Dataset records
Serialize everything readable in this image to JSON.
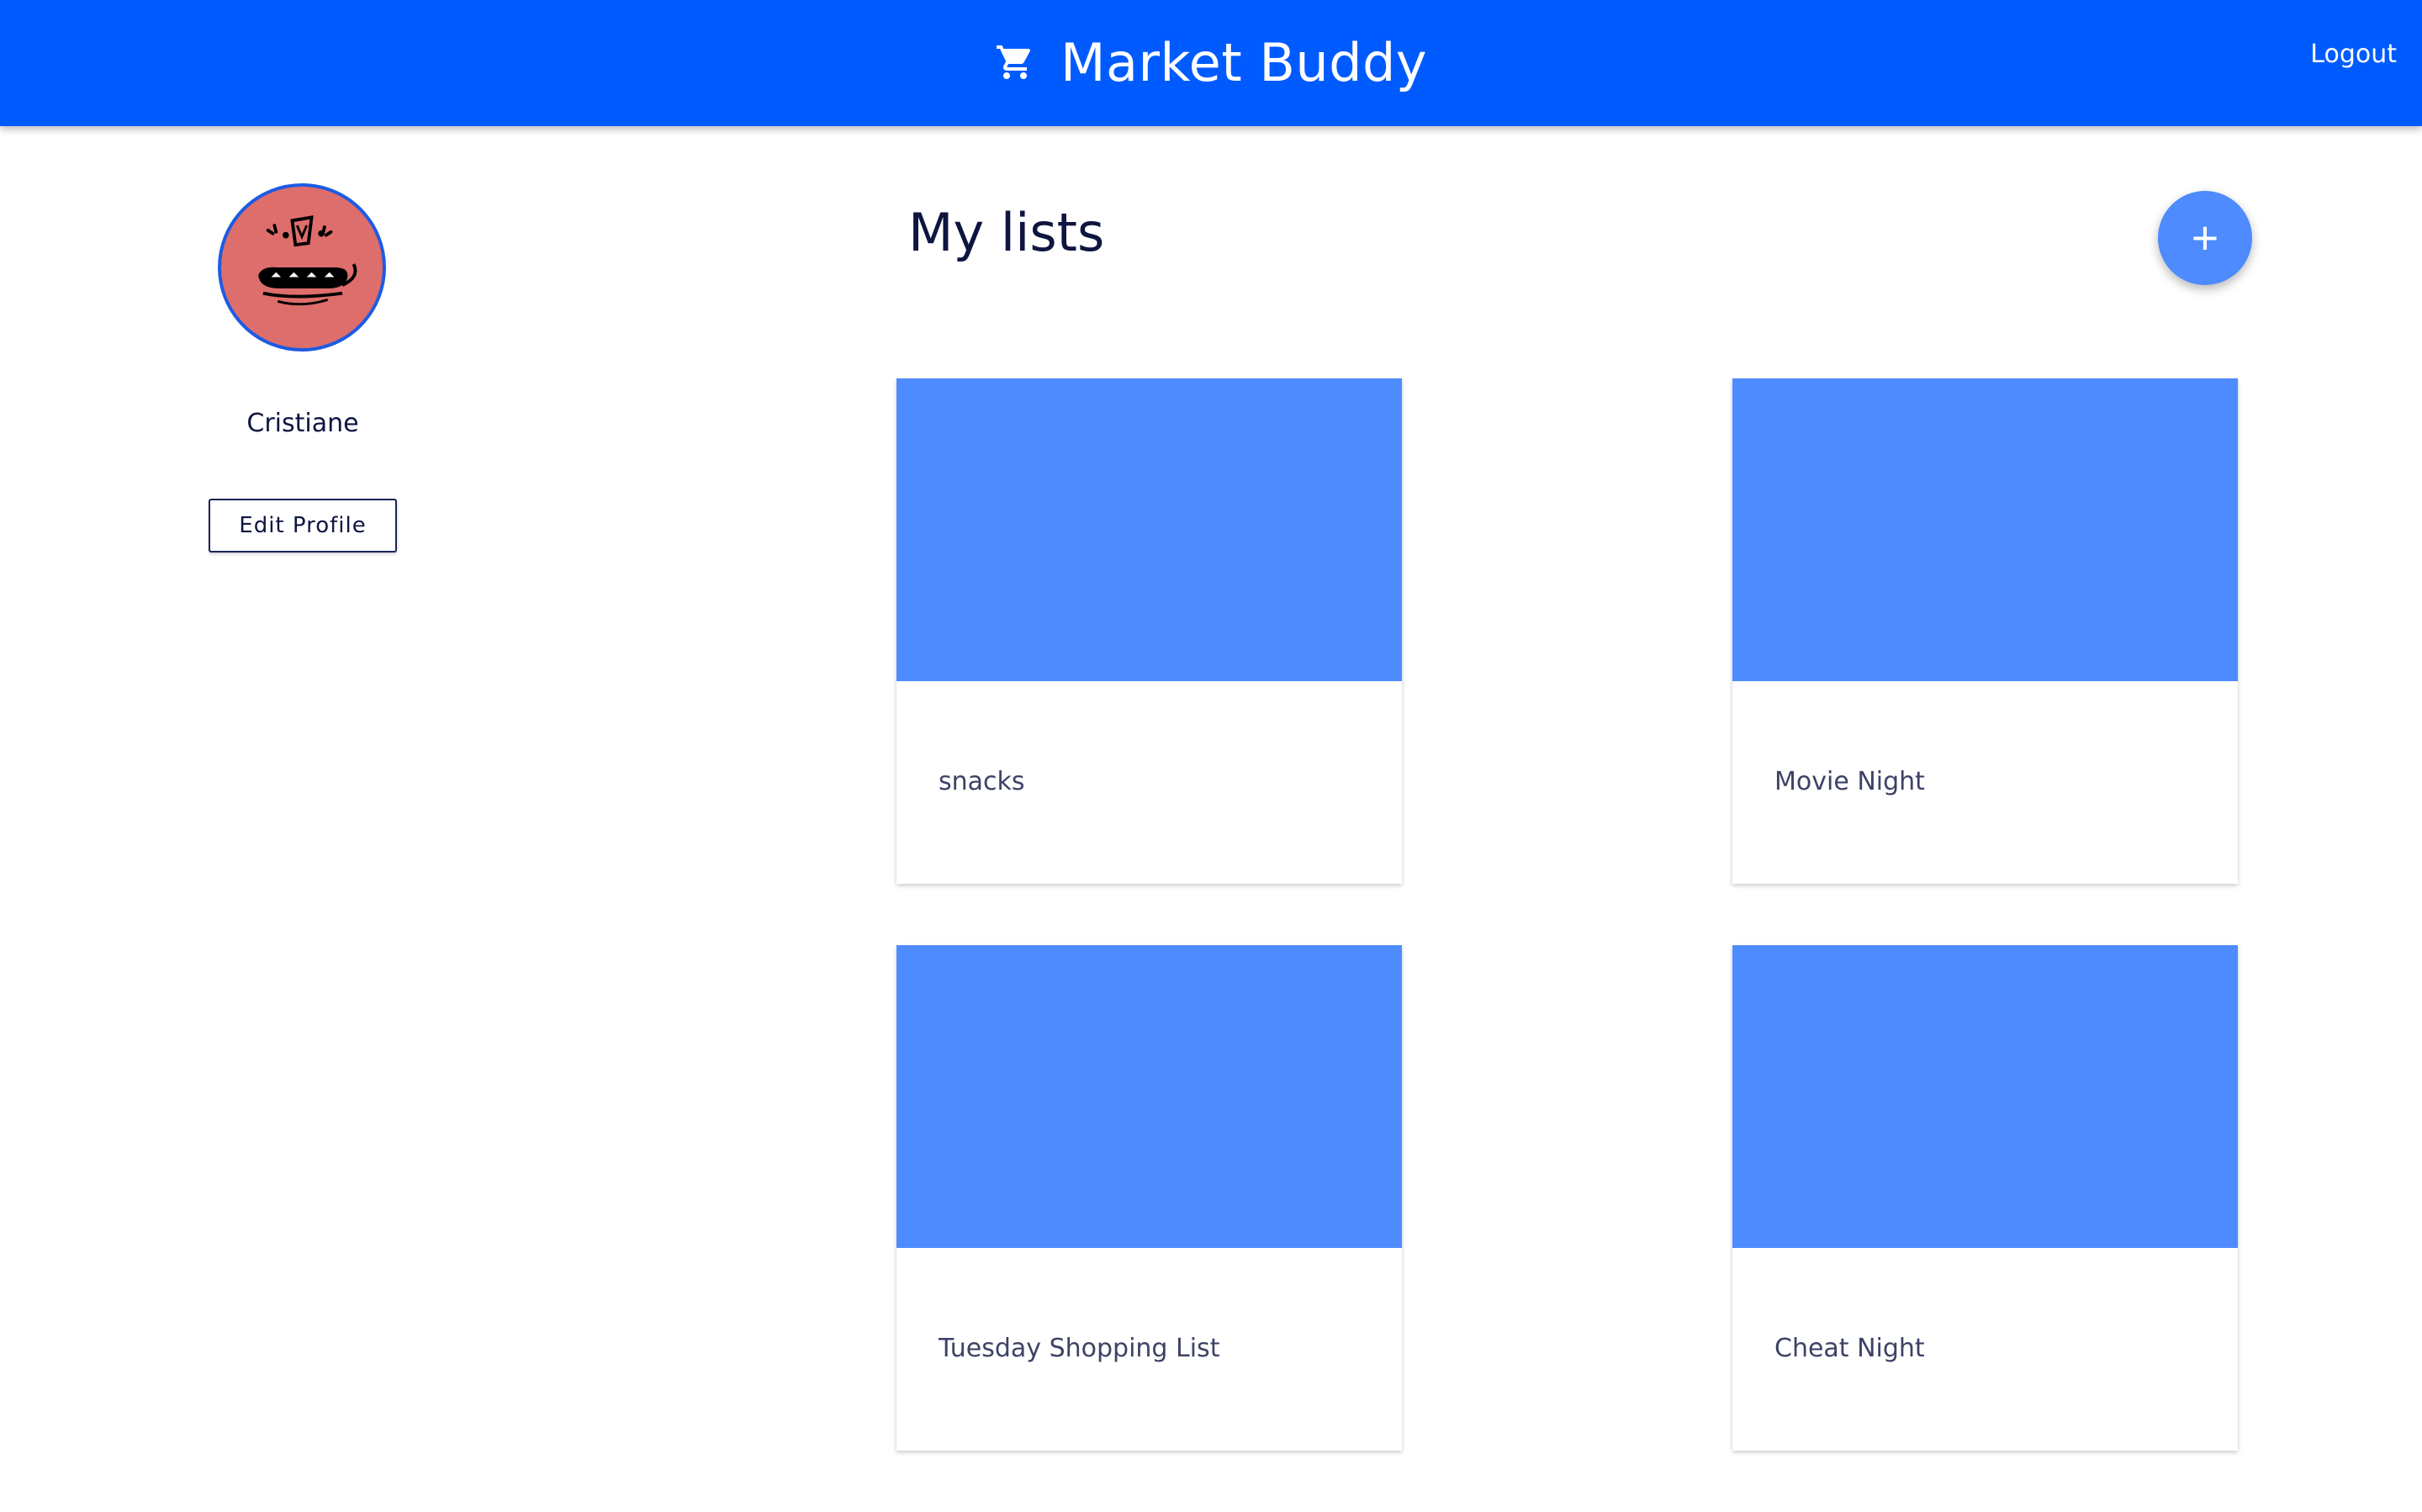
{
  "header": {
    "app_title": "Market Buddy",
    "cart_icon": "shopping-cart-icon",
    "logout_label": "Logout",
    "background_color": "#005bff"
  },
  "profile": {
    "avatar_icon": "monster-avatar-icon",
    "username": "Cristiane",
    "edit_button_label": "Edit Profile"
  },
  "main": {
    "title": "My lists",
    "add_button_label": "+",
    "lists": [
      {
        "name": "snacks"
      },
      {
        "name": "Movie Night"
      },
      {
        "name": "Tuesday Shopping List"
      },
      {
        "name": "Cheat Night"
      }
    ],
    "card_image_color": "#4d8bff"
  }
}
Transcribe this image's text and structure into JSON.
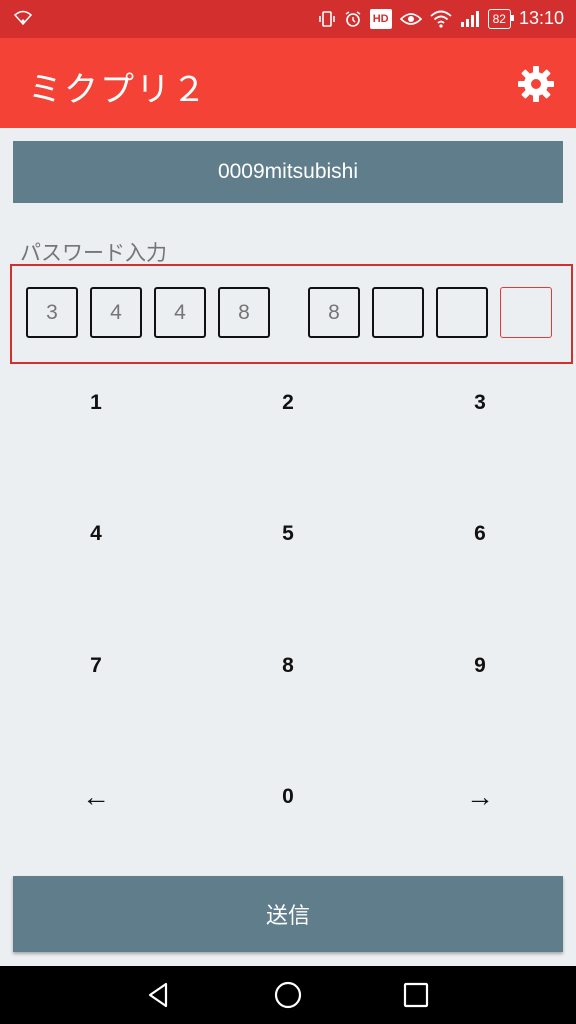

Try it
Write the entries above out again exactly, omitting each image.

Task result
Serialize everything readable in this image to JSON.
{
  "header": {
    "app_title": "Market Buddy",
    "cart_icon": "shopping-cart-icon",
    "logout_label": "Logout",
    "background_color": "#005bff"
  },
  "profile": {
    "avatar_icon": "monster-avatar-icon",
    "username": "Cristiane",
    "edit_button_label": "Edit Profile"
  },
  "main": {
    "title": "My lists",
    "add_button_label": "+",
    "lists": [
      {
        "name": "snacks"
      },
      {
        "name": "Movie Night"
      },
      {
        "name": "Tuesday Shopping List"
      },
      {
        "name": "Cheat Night"
      }
    ],
    "card_image_color": "#4d8bff"
  }
}
Transcribe this image's text and structure into JSON.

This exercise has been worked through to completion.